═══ Material for this exercise ═══
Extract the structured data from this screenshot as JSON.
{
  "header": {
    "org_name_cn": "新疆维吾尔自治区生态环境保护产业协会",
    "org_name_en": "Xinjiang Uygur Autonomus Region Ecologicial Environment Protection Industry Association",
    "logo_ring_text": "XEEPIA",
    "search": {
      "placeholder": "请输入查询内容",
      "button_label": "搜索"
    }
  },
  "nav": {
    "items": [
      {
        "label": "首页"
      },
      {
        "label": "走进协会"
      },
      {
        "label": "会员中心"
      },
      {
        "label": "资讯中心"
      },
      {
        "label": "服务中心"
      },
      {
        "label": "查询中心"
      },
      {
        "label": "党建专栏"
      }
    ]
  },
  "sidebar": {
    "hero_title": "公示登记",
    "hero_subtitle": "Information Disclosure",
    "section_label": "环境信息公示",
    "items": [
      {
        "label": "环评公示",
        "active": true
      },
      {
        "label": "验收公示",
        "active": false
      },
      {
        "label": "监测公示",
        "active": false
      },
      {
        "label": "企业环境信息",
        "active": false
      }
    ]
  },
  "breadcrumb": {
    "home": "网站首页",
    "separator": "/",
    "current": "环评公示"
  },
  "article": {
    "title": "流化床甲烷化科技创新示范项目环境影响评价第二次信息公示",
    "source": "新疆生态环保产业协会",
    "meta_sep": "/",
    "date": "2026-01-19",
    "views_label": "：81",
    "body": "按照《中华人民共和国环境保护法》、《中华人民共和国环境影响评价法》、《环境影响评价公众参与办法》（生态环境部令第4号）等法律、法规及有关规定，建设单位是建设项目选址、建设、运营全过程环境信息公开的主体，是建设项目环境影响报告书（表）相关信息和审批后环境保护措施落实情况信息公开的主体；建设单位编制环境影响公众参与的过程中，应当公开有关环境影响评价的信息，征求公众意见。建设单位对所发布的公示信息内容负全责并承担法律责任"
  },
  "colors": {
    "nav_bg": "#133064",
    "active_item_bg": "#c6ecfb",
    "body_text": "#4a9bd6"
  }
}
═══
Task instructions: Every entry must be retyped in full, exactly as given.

Solution to the problem:
Extract the structured data from this screenshot as JSON.
{
  "header": {
    "org_name_cn": "新疆维吾尔自治区生态环境保护产业协会",
    "org_name_en": "Xinjiang Uygur Autonomus Region Ecologicial Environment Protection Industry Association",
    "logo_ring_text": "XEEPIA",
    "search": {
      "placeholder": "请输入查询内容",
      "button_label": "搜索"
    }
  },
  "nav": {
    "items": [
      {
        "label": "首页"
      },
      {
        "label": "走进协会"
      },
      {
        "label": "会员中心"
      },
      {
        "label": "资讯中心"
      },
      {
        "label": "服务中心"
      },
      {
        "label": "查询中心"
      },
      {
        "label": "党建专栏"
      }
    ]
  },
  "sidebar": {
    "hero_title": "公示登记",
    "hero_subtitle": "Information Disclosure",
    "section_label": "环境信息公示",
    "items": [
      {
        "label": "环评公示",
        "active": true
      },
      {
        "label": "验收公示",
        "active": false
      },
      {
        "label": "监测公示",
        "active": false
      },
      {
        "label": "企业环境信息",
        "active": false
      }
    ]
  },
  "breadcrumb": {
    "home": "网站首页",
    "separator": "/",
    "current": "环评公示"
  },
  "article": {
    "title": "流化床甲烷化科技创新示范项目环境影响评价第二次信息公示",
    "source": "新疆生态环保产业协会",
    "meta_sep": "/",
    "date": "2026-01-19",
    "views_label": "：81",
    "body": "按照《中华人民共和国环境保护法》、《中华人民共和国环境影响评价法》、《环境影响评价公众参与办法》（生态环境部令第4号）等法律、法规及有关规定，建设单位是建设项目选址、建设、运营全过程环境信息公开的主体，是建设项目环境影响报告书（表）相关信息和审批后环境保护措施落实情况信息公开的主体；建设单位编制环境影响公众参与的过程中，应当公开有关环境影响评价的信息，征求公众意见。建设单位对所发布的公示信息内容负全责并承担法律责任"
  },
  "colors": {
    "nav_bg": "#133064",
    "active_item_bg": "#c6ecfb",
    "body_text": "#4a9bd6"
  }
}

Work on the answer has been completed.